You don't mess with Vietnamese women.

Eventually, the Chinese got their act together and defeated the rebels. The Trung sisters decided to commit suicide by drowning themselves in the river instead of be captured. To this day, they are revered in Vietnam as national heroes.

But my other Awesome Woman in History was best-known for NOT drowning. Her name was Margaret Brown, but after she died she became known as “The Unsinkable Molly Brown”.

"Drowning yourself after Labor Day? Totally bad taste."

The Missouri-born daughter of Irish immigrants, she became wealthy when her husband’s investment in the mining industry paid off. She became a socialite, and got involved in political issues and causes like women’s suffrage, education for the poor, and feeding the homeless. She ran for Senate twice, before women could vote, and campaigned for the establishment of juvenile courts.

Her claim to fame, though, came on a cold winter night in 1912. That’s right, she was on board the Titanic.

Margaret Brown was a hero that night. She volunteered to help people onto the lifeboats, and only got on the last lifeboat herself after much goading. As they rowed away from the sinking ship, Brown got into an argument with the ship’s Quartermaster, who had been put in charge. Brown wanted to go back and pick up more survivors; the Quartermaster feared that doing so would endanger the people already on board and only find corpses. Brown eventually threatened to throw the Quartermaster overboard. At that, he acquiesced and went to look for more survivors.

After the rescue, she collected the names of survivors, and contacted her rich friends to help raise funds for the families of those who died. By the time her rescue ship reached New York Harbor, she had already raised $10,000 (in 1912 dollars!). in the media buzz about her heroism that followed, she quipped that she survived because of the luck of her family… “We’re unsinkable!” she said. Hence, her posthumous nickname.

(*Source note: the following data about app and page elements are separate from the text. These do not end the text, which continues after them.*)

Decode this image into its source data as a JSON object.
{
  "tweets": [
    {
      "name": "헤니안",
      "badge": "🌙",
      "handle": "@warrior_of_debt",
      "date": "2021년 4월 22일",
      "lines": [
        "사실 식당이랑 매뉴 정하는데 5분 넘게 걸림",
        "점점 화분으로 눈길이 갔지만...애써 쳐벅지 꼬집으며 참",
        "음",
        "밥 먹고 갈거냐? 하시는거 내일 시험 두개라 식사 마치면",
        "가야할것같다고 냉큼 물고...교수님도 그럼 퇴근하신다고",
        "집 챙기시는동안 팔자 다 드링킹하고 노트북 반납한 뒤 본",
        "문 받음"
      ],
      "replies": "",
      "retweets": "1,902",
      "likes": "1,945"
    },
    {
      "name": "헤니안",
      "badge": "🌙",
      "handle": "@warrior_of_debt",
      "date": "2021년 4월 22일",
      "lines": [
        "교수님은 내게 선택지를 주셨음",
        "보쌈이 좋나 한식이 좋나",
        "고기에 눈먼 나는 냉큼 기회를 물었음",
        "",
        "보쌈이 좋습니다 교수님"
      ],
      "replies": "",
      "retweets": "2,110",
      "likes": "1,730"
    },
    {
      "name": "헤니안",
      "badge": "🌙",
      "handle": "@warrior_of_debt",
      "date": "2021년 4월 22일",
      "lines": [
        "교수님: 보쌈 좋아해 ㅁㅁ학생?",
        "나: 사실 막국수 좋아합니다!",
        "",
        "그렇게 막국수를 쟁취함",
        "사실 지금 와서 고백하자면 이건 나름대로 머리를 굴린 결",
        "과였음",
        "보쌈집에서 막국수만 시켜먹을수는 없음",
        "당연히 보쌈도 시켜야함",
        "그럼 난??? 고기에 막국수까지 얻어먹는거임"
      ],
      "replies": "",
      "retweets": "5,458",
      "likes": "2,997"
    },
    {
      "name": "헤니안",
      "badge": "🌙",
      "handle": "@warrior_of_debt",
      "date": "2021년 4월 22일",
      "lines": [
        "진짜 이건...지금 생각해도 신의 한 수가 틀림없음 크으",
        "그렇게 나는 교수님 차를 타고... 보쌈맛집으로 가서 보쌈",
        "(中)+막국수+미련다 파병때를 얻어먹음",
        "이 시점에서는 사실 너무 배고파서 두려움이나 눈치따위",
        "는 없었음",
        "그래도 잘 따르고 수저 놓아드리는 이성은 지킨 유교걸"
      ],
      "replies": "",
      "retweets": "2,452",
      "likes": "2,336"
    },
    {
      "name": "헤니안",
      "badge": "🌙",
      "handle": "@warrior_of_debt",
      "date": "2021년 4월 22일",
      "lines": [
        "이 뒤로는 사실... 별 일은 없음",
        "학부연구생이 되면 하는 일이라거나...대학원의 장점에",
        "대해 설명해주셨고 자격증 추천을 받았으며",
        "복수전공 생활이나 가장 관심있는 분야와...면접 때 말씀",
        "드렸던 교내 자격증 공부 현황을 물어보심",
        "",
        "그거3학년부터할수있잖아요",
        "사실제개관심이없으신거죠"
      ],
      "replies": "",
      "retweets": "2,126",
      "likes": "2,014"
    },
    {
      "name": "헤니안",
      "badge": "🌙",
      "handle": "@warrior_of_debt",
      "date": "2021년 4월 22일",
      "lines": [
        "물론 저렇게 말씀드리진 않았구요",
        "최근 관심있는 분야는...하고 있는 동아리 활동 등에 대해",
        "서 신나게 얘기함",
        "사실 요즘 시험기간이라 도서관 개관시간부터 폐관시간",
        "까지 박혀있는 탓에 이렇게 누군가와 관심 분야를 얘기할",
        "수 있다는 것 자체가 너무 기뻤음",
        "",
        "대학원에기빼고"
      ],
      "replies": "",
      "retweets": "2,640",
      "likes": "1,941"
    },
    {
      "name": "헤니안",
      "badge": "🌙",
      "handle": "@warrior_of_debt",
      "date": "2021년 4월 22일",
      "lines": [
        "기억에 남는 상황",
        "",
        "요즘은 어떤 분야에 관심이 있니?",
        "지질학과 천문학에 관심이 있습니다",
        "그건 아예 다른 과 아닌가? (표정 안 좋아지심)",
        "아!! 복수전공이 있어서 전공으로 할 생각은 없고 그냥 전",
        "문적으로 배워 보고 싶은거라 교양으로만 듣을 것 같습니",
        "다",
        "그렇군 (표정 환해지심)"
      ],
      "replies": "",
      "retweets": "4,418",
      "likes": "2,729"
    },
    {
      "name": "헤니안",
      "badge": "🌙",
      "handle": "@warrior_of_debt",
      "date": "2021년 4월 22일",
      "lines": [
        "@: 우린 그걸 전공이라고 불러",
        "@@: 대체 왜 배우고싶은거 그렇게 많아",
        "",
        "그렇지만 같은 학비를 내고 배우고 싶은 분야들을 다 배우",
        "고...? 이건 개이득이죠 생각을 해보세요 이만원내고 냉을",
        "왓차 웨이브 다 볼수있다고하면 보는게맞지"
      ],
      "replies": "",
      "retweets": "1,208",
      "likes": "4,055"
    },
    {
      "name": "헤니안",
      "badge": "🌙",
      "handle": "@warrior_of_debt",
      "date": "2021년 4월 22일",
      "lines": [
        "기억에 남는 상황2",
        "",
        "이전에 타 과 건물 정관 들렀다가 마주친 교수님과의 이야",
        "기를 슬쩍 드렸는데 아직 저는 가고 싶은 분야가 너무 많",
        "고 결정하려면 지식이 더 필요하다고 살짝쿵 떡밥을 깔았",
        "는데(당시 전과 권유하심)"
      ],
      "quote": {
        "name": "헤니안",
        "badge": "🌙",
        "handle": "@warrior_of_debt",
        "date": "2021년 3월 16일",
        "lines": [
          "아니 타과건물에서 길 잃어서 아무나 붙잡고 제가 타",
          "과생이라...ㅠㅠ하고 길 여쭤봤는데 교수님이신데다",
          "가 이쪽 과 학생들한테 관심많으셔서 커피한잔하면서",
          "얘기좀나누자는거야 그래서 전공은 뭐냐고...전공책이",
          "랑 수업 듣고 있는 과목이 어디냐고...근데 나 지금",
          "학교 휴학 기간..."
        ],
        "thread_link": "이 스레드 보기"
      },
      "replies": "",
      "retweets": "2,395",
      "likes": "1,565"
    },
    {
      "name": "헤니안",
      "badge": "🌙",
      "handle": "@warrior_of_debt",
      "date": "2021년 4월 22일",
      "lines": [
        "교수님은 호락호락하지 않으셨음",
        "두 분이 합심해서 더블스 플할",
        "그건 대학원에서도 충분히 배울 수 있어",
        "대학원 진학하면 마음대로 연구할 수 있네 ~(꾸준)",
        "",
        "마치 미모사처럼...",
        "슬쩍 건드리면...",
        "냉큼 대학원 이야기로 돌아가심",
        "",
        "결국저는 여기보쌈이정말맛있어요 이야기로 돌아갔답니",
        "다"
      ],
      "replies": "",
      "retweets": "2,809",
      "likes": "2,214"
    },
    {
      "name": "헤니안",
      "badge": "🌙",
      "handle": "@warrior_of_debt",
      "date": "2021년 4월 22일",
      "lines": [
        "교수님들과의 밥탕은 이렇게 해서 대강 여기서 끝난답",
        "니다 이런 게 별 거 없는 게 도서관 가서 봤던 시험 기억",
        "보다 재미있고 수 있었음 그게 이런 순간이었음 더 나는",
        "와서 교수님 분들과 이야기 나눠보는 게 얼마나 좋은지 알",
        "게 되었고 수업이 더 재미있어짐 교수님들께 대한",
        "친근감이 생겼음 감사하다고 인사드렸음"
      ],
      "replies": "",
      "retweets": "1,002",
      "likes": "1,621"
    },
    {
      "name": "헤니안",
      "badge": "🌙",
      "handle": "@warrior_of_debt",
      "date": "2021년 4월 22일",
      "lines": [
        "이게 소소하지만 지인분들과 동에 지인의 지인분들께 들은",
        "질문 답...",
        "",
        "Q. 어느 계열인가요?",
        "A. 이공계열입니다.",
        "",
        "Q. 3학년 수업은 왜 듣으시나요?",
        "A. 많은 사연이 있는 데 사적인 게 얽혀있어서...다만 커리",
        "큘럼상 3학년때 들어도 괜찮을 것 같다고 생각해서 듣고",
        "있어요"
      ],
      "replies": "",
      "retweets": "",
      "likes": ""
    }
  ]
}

The heroism she showed that night cemented her status as a celebrity, which she used during World War I to promote charities trying to help wounded veterans and rebuild France, an act that earned her the Legion of Honor. She even tried her hand as an actress before dying of a brain tumor in 1932.

There! That should be enough Awesome Women for now! Sorry about that, ladies!

Information from Brittanica Online, InfoBarrel, New World Encyclopedia and Wikipedia. Thanks, mom, for the New World Encyclopedia link!